Construction began in New Taipei City, Taiwan, in 1978. These structures were designed to be vacation resorts for U.S. soldiers serving in East Asia.

The resort was basically a live-in water park.

Construction stopped in 1980 before the first guests could check in.

Many cite poor funding as the main reason for the abandonment, but some suspect that paranormal activity drove the builders away.

Although the view from the Sanzhi homes is beautiful, it came at a cost. Rumor has it that the resort was built on top of a graveyard of dead Dutch soldiers. The workers said they were often visited by spirits who were none too pleased to have their slumbers disturbed.

Mysterious accidents began occurring on site, many of which were fatal.

Several of the workers committed suicide without any indication that they were unhappy before they took their own lives.

Urban explorers who break into the site say that the area remains haunted by both soldiers and Hung Kuo workers.

There's yet another legend which claims that the area was once home to a sacred dragon that should not have been disturbed. So basically the area is now doubly cursed.

Although abandoned, the ghostly resort became an underground tourist attraction for fans of science fiction and apocalyptic worlds (who are also fond of illegally entering private property).

Images of the abandoned resort have been used for amateur and professional films, including an MTV short.

Despite an online petition, the abandoned resort was demolished in 2008.

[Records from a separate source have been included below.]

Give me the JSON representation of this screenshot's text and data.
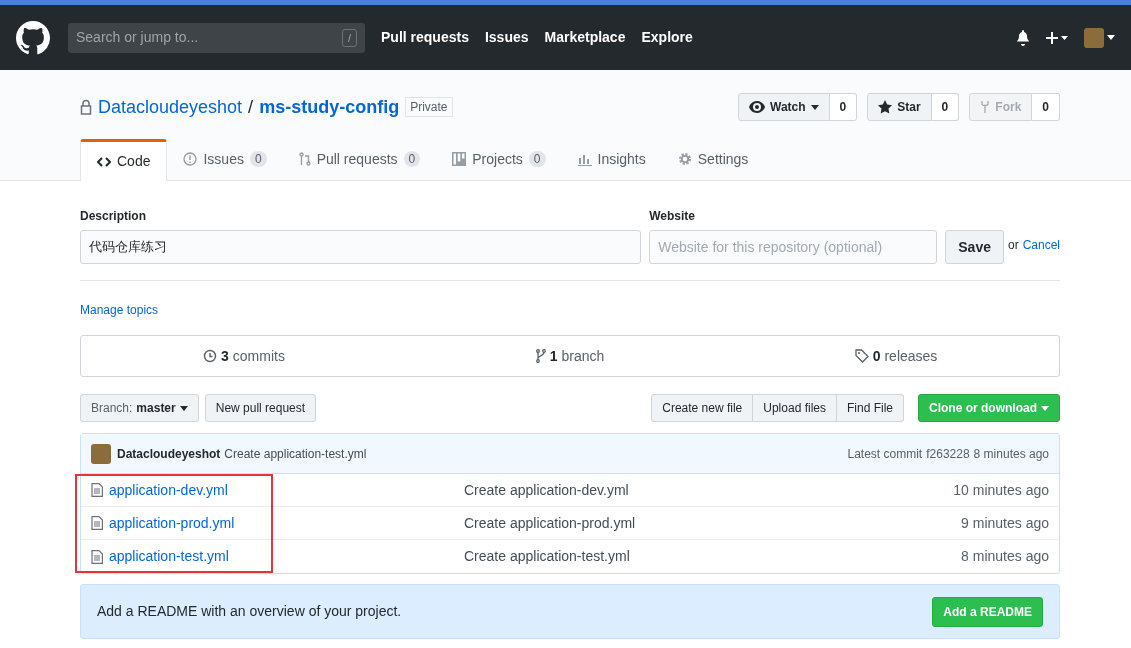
{
  "header": {
    "search_placeholder": "Search or jump to...",
    "slash_key": "/",
    "nav": [
      "Pull requests",
      "Issues",
      "Marketplace",
      "Explore"
    ]
  },
  "repo": {
    "owner": "Datacloudeyeshot",
    "separator": "/",
    "name": "ms-study-config",
    "visibility": "Private"
  },
  "social": [
    {
      "kind": "watch",
      "label": "Watch",
      "count": "0",
      "disabled": false
    },
    {
      "kind": "star",
      "label": "Star",
      "count": "0",
      "disabled": false
    },
    {
      "kind": "fork",
      "label": "Fork",
      "count": "0",
      "disabled": true
    }
  ],
  "tabs": [
    {
      "kind": "code",
      "label": "Code",
      "selected": true
    },
    {
      "kind": "issues",
      "label": "Issues",
      "count": "0",
      "selected": false
    },
    {
      "kind": "pulls",
      "label": "Pull requests",
      "count": "0",
      "selected": false
    },
    {
      "kind": "projects",
      "label": "Projects",
      "count": "0",
      "selected": false
    },
    {
      "kind": "insights",
      "label": "Insights",
      "selected": false
    },
    {
      "kind": "settings",
      "label": "Settings",
      "selected": false
    }
  ],
  "description": {
    "label": "Description",
    "value": "代码仓库练习"
  },
  "website": {
    "label": "Website",
    "placeholder": "Website for this repository (optional)"
  },
  "save_button": "Save",
  "or_text": "or",
  "cancel_link": "Cancel",
  "manage_topics": "Manage topics",
  "stats": [
    {
      "kind": "commits",
      "count": "3",
      "label": "commits"
    },
    {
      "kind": "branch",
      "count": "1",
      "label": "branch"
    },
    {
      "kind": "releases",
      "count": "0",
      "label": "releases"
    }
  ],
  "branch_button": {
    "label": "Branch:",
    "value": "master"
  },
  "new_pr": "New pull request",
  "file_actions": [
    "Create new file",
    "Upload files",
    "Find File"
  ],
  "clone_button": "Clone or download",
  "latest_commit": {
    "author": "Datacloudeyeshot",
    "message": "Create application-test.yml",
    "prefix": "Latest commit",
    "sha": "f263228",
    "time": "8 minutes ago"
  },
  "files": [
    {
      "name": "application-dev.yml",
      "message": "Create application-dev.yml",
      "age": "10 minutes ago"
    },
    {
      "name": "application-prod.yml",
      "message": "Create application-prod.yml",
      "age": "9 minutes ago"
    },
    {
      "name": "application-test.yml",
      "message": "Create application-test.yml",
      "age": "8 minutes ago"
    }
  ],
  "readme_banner": {
    "text": "Add a README with an overview of your project.",
    "button": "Add a README"
  }
}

In 2010, the land was leased to another company that hopes to make yet another resort and water park atop the old. Let's hope the spirits have quieted since the destruction of Sanzhi.